The decision by the Bush administration to press for the death penalty against six men accused in connection with the September 11 attacks on the US will place further strain on the relationship between America and Britain over the prosecution of the war on terror.
Britain is opposed to capital punishment and has been increasingly critical of the treatment of prisoners held in Guantanamo Bay.
Both Tony Blair and Gordon Brown have called for the closure of the prison camp at the US naval base in Cuba which still holds 275 inmates, many of whom have been unlawfully detained for more than five years.
The former attorney general Lord Goldsmith also expressed concerns about the legally flawed system of the military tribunals, set up to try non-US citizens and which one law lord likened to "kangaroo courts".
Any convictions supported by findings from the military commissions are bound to provoke an international outcry. Human rights lawyers regard the tribunals as an affront to natural justice because the evidence against the suspects has been secured through torture or unlawful detention.
Reprieve, the UK legal campaigning charity, condemned America's reliance on the tribunals and its latest decision to seek the death penalty against the six men.
Clive Stafford Smith, Reprieve's legal director, said: "Military commissions in Guantanamo Bay are not about justice – they are about politics. The proceedings these men would face are deeply flawed. Someone could be put to death based on secret or third or fourth-hand evidence. That is not the American way."

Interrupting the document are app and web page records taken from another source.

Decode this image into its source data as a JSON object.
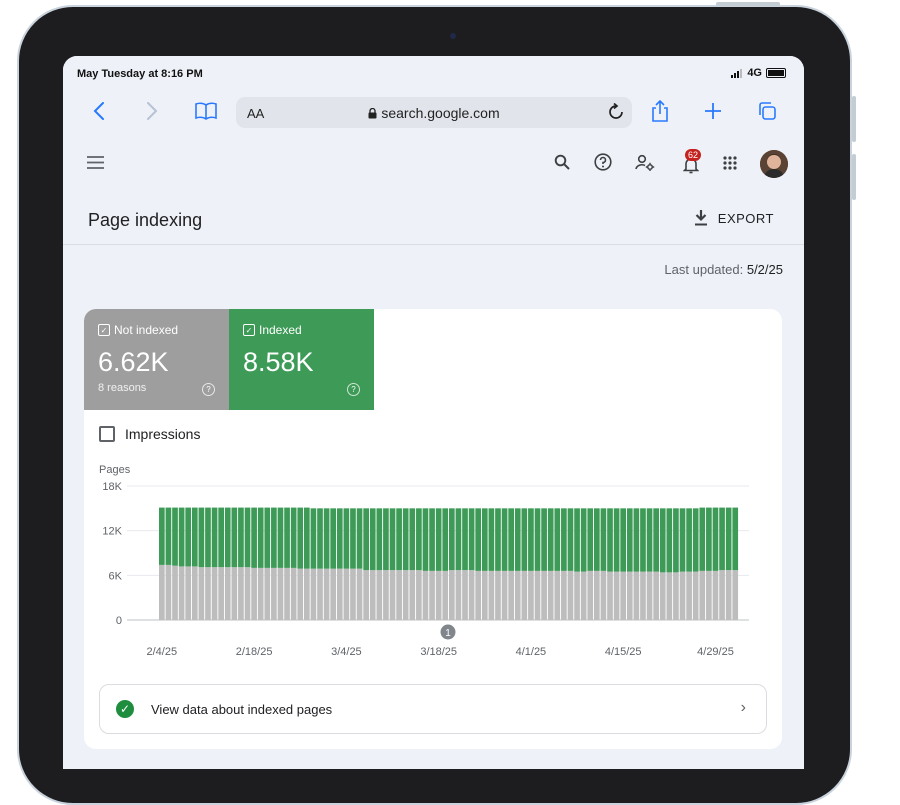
{
  "status_bar": {
    "time": "May Tuesday at 8:16 PM",
    "signal": "4G"
  },
  "browser": {
    "text_size_label": "AA",
    "url": "search.google.com"
  },
  "gsc_header": {
    "notification_count": "62"
  },
  "page": {
    "title": "Page indexing",
    "export_label": "EXPORT",
    "last_updated_label": "Last updated:",
    "last_updated_value": "5/2/25"
  },
  "summary": {
    "not_indexed": {
      "label": "Not indexed",
      "value": "6.62K",
      "sub": "8 reasons",
      "color": "#9e9e9e"
    },
    "indexed": {
      "label": "Indexed",
      "value": "8.58K",
      "color": "#3d9a57"
    }
  },
  "impressions_label": "Impressions",
  "view_data_label": "View data about indexed pages",
  "chart_annotation": "1",
  "chart_data": {
    "type": "bar",
    "stacked": true,
    "ylabel": "Pages",
    "ylim": [
      0,
      18000
    ],
    "yticks": [
      "0",
      "6K",
      "12K",
      "18K"
    ],
    "xticks": [
      "2/4/25",
      "2/18/25",
      "3/4/25",
      "3/18/25",
      "4/1/25",
      "4/15/25",
      "4/29/25"
    ],
    "x": [
      "2/4/25",
      "2/5/25",
      "2/6/25",
      "2/7/25",
      "2/8/25",
      "2/9/25",
      "2/10/25",
      "2/11/25",
      "2/12/25",
      "2/13/25",
      "2/14/25",
      "2/15/25",
      "2/16/25",
      "2/17/25",
      "2/18/25",
      "2/19/25",
      "2/20/25",
      "2/21/25",
      "2/22/25",
      "2/23/25",
      "2/24/25",
      "2/25/25",
      "2/26/25",
      "2/27/25",
      "2/28/25",
      "3/1/25",
      "3/2/25",
      "3/3/25",
      "3/4/25",
      "3/5/25",
      "3/6/25",
      "3/7/25",
      "3/8/25",
      "3/9/25",
      "3/10/25",
      "3/11/25",
      "3/12/25",
      "3/13/25",
      "3/14/25",
      "3/15/25",
      "3/16/25",
      "3/17/25",
      "3/18/25",
      "3/19/25",
      "3/20/25",
      "3/21/25",
      "3/22/25",
      "3/23/25",
      "3/24/25",
      "3/25/25",
      "3/26/25",
      "3/27/25",
      "3/28/25",
      "3/29/25",
      "3/30/25",
      "3/31/25",
      "4/1/25",
      "4/2/25",
      "4/3/25",
      "4/4/25",
      "4/5/25",
      "4/6/25",
      "4/7/25",
      "4/8/25",
      "4/9/25",
      "4/10/25",
      "4/11/25",
      "4/12/25",
      "4/13/25",
      "4/14/25",
      "4/15/25",
      "4/16/25",
      "4/17/25",
      "4/18/25",
      "4/19/25",
      "4/20/25",
      "4/21/25",
      "4/22/25",
      "4/23/25",
      "4/24/25",
      "4/25/25",
      "4/26/25",
      "4/27/25",
      "4/28/25",
      "4/29/25",
      "4/30/25",
      "5/1/25",
      "5/2/25"
    ],
    "series": [
      {
        "name": "Not indexed",
        "color": "#bdbdbd",
        "values": [
          7400,
          7400,
          7300,
          7200,
          7200,
          7200,
          7100,
          7100,
          7100,
          7100,
          7100,
          7100,
          7100,
          7100,
          7000,
          7000,
          7000,
          7000,
          7000,
          7000,
          7000,
          6900,
          6900,
          6900,
          6900,
          6900,
          6900,
          6900,
          6900,
          6900,
          6900,
          6700,
          6700,
          6700,
          6700,
          6700,
          6700,
          6700,
          6700,
          6700,
          6600,
          6600,
          6600,
          6600,
          6700,
          6700,
          6700,
          6700,
          6600,
          6600,
          6600,
          6600,
          6600,
          6600,
          6600,
          6600,
          6600,
          6600,
          6600,
          6600,
          6600,
          6600,
          6600,
          6500,
          6500,
          6600,
          6600,
          6600,
          6500,
          6500,
          6500,
          6500,
          6500,
          6500,
          6500,
          6500,
          6400,
          6400,
          6400,
          6500,
          6500,
          6500,
          6600,
          6600,
          6600,
          6700,
          6700,
          6700
        ]
      },
      {
        "name": "Indexed",
        "color": "#3d9a57",
        "values": [
          7700,
          7700,
          7800,
          7900,
          7900,
          7900,
          8000,
          8000,
          8000,
          8000,
          8000,
          8000,
          8000,
          8000,
          8100,
          8100,
          8100,
          8100,
          8100,
          8100,
          8100,
          8200,
          8200,
          8100,
          8100,
          8100,
          8100,
          8100,
          8100,
          8100,
          8100,
          8300,
          8300,
          8300,
          8300,
          8300,
          8300,
          8300,
          8300,
          8300,
          8400,
          8400,
          8400,
          8400,
          8300,
          8300,
          8300,
          8300,
          8400,
          8400,
          8400,
          8400,
          8400,
          8400,
          8400,
          8400,
          8400,
          8400,
          8400,
          8400,
          8400,
          8400,
          8400,
          8500,
          8500,
          8400,
          8400,
          8400,
          8500,
          8500,
          8500,
          8500,
          8500,
          8500,
          8500,
          8500,
          8600,
          8600,
          8600,
          8500,
          8500,
          8500,
          8500,
          8500,
          8500,
          8400,
          8400,
          8400
        ]
      }
    ]
  }
}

Reprieve fears Binyam Mohamed, a British resident, could be the next to go before the tribunal. Mr Mohamed claims he was tortured while being questioned in Morocco by US interrogators. His lawyers say his mental health has now deteriorated so seriously he has become a suicide risk. Since the Americans agreed to release four British residents from Guantanamo last year, the Foreign Office has been making representations on Mr Mohamed's behalf.